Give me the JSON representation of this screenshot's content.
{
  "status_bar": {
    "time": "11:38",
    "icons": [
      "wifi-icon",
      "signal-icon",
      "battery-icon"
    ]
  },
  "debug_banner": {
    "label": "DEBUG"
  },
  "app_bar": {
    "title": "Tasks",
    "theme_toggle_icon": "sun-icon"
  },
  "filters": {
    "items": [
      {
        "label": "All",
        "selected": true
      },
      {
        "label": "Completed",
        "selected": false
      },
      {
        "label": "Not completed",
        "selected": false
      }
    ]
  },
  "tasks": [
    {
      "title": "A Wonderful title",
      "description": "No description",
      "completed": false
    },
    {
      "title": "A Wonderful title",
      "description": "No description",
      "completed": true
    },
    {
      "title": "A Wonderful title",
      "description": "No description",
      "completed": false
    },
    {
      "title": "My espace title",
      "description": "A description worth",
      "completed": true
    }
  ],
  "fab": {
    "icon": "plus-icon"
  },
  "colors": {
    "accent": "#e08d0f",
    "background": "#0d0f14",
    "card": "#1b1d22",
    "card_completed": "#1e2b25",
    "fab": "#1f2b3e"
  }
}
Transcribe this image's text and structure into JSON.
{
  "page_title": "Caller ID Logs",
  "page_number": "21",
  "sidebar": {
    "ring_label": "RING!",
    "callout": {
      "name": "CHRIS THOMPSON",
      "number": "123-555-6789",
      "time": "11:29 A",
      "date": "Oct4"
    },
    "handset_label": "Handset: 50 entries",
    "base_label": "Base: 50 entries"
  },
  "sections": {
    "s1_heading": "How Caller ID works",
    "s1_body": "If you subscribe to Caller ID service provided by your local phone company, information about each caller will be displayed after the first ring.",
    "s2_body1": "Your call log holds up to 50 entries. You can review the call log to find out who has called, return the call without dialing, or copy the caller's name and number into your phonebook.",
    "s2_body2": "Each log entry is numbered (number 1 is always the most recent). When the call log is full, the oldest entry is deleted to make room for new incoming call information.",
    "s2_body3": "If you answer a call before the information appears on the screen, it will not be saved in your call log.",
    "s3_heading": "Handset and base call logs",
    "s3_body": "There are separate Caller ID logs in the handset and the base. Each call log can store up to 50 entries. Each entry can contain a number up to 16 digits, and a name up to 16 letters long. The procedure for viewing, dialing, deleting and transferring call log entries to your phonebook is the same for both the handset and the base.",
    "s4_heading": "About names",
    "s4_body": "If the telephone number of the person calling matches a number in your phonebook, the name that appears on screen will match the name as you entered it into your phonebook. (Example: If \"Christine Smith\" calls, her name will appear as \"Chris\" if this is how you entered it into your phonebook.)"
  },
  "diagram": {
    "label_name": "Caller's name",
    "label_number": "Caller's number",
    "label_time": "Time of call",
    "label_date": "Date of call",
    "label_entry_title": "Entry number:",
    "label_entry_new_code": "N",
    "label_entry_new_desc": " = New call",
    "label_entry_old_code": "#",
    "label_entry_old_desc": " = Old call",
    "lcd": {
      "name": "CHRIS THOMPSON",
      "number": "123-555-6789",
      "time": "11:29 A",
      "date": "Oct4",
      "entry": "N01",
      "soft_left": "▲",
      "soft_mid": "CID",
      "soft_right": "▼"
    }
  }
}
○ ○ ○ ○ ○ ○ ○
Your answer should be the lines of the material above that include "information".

[SOLUTION TO THE PROBLEM]:
    "s1_body": "If you subscribe to Caller ID service provided by your local phone company, information about each caller will be displayed after the first ring.",
    "s2_body2": "Each log entry is numbered (number 1 is always the most recent). When the call log is full, the oldest entry is deleted to make room for new incoming call information.",
    "s2_body3": "If you answer a call before the information appears on the screen, it will not be saved in your call log.",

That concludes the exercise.